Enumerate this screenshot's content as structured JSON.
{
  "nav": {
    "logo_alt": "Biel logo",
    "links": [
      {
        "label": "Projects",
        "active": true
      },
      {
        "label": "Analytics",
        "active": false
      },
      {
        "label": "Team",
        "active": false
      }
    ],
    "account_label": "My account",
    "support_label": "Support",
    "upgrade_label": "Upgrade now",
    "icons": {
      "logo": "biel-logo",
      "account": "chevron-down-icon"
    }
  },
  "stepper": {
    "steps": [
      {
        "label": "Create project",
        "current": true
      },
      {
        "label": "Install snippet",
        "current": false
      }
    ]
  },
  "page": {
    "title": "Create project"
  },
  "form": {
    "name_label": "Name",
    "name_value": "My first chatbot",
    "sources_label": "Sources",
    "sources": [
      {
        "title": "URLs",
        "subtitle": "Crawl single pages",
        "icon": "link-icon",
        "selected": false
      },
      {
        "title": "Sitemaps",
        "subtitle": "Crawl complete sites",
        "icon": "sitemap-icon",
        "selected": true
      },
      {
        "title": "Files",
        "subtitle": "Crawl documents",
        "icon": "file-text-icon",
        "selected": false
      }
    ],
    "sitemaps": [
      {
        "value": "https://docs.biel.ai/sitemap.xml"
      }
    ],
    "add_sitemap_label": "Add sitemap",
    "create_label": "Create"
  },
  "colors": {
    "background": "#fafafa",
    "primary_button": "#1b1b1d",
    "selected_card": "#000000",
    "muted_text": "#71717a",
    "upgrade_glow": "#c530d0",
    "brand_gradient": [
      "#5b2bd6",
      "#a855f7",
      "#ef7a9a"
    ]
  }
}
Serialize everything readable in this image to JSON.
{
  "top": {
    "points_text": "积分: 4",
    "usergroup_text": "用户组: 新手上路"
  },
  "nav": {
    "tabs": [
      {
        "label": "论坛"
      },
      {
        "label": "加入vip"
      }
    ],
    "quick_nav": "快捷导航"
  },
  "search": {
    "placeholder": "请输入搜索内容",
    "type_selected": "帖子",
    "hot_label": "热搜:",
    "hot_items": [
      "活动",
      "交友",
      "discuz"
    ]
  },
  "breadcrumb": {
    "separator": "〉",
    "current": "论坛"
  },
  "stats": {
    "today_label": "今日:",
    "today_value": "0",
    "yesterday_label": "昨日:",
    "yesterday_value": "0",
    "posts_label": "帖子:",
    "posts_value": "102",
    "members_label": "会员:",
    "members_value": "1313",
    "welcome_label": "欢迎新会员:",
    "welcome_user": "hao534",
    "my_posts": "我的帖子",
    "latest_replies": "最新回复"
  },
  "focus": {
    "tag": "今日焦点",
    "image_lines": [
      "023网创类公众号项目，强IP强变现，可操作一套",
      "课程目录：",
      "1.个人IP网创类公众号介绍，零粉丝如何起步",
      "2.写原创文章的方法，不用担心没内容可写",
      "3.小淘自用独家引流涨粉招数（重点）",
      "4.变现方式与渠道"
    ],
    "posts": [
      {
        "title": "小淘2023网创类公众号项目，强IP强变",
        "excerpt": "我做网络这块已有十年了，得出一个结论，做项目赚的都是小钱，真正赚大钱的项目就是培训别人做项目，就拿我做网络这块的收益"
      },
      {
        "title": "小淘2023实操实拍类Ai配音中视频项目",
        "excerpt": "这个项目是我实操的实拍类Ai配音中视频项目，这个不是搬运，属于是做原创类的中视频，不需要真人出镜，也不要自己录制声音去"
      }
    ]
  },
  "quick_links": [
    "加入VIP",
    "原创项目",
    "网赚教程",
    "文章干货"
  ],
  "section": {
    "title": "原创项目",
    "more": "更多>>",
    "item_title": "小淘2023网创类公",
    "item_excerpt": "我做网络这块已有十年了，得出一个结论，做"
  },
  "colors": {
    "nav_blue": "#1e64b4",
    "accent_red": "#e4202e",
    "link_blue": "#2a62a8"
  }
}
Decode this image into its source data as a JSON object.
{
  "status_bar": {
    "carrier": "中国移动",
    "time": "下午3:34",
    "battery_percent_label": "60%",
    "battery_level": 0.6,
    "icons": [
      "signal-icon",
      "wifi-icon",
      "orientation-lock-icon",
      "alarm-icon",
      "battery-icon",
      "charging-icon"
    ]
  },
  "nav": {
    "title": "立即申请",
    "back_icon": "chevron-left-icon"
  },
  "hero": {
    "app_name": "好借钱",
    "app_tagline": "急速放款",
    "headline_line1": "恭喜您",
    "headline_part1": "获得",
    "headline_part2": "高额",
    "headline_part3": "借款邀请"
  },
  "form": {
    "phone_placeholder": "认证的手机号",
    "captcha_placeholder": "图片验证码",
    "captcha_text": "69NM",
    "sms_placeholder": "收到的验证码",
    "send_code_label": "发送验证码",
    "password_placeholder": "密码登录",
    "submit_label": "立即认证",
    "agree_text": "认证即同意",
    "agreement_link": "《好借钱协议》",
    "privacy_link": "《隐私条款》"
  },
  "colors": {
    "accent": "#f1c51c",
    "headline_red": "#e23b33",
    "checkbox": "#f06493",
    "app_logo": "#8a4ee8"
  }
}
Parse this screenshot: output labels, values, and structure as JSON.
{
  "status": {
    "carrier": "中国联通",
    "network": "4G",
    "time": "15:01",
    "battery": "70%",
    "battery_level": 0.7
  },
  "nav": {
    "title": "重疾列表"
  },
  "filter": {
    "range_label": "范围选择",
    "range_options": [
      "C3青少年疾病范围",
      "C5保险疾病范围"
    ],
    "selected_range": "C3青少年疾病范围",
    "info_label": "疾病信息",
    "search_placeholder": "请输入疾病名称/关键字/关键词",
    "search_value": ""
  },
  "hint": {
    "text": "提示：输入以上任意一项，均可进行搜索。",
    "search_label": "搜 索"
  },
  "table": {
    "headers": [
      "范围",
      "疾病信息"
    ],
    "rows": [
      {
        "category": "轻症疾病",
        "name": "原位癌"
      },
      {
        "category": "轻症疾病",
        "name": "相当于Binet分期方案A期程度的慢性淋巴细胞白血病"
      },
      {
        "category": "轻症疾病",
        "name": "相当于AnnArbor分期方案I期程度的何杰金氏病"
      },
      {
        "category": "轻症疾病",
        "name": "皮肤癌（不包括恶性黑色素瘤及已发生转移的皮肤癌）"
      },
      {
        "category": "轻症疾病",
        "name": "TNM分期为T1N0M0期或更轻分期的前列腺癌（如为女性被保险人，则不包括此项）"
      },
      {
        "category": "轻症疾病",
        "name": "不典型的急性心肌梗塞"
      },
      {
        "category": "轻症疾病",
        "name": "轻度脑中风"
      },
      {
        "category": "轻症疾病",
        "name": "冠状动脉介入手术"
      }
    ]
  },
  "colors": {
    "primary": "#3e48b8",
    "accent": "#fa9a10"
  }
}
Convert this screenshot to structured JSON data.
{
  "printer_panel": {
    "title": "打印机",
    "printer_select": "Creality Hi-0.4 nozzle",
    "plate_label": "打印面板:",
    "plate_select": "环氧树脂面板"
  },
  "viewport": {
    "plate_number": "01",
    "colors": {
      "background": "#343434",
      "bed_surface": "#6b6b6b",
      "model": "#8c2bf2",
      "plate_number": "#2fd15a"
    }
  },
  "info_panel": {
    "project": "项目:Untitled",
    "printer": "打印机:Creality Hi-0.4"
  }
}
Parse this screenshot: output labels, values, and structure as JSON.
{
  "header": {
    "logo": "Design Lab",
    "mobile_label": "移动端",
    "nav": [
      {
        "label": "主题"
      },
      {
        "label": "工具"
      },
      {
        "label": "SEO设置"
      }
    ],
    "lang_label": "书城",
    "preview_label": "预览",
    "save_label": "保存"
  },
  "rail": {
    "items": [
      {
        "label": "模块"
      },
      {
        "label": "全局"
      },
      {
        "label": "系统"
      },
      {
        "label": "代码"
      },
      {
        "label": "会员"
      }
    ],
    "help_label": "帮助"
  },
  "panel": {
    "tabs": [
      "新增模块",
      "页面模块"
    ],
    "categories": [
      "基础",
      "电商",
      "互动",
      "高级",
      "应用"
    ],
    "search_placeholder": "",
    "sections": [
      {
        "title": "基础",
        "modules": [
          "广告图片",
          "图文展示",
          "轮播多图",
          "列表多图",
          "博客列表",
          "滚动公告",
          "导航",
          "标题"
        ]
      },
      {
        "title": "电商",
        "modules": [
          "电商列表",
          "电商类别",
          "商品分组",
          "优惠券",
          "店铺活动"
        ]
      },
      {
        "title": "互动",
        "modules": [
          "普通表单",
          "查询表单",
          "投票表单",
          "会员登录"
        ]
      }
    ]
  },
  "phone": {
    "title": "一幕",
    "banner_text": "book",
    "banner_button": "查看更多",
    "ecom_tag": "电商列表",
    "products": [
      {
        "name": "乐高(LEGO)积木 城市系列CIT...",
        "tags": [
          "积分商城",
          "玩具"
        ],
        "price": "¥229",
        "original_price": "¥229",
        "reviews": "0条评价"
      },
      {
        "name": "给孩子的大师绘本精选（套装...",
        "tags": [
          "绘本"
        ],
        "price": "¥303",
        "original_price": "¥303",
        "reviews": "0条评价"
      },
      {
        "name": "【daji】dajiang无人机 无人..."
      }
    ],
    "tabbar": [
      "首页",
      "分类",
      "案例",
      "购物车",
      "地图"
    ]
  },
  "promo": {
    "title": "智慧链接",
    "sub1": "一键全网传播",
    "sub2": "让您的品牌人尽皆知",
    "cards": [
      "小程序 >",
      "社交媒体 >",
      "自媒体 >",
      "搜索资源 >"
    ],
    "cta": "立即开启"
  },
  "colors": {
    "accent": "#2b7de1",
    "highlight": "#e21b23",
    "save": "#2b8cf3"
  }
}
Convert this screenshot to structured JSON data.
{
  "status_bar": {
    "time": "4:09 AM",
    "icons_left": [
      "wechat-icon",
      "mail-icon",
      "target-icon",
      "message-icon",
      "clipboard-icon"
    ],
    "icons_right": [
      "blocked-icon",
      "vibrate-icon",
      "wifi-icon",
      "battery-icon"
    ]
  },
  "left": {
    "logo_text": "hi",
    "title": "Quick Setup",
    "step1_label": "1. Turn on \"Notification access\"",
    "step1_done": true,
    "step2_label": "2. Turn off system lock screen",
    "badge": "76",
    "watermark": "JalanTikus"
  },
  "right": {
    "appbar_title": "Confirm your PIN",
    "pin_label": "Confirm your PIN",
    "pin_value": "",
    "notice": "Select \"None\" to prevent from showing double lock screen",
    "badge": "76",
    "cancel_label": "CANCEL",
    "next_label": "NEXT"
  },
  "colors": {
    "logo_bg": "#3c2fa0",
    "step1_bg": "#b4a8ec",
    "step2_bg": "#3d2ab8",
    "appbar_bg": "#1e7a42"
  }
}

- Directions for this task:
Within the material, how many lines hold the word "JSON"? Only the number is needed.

- Task result:
7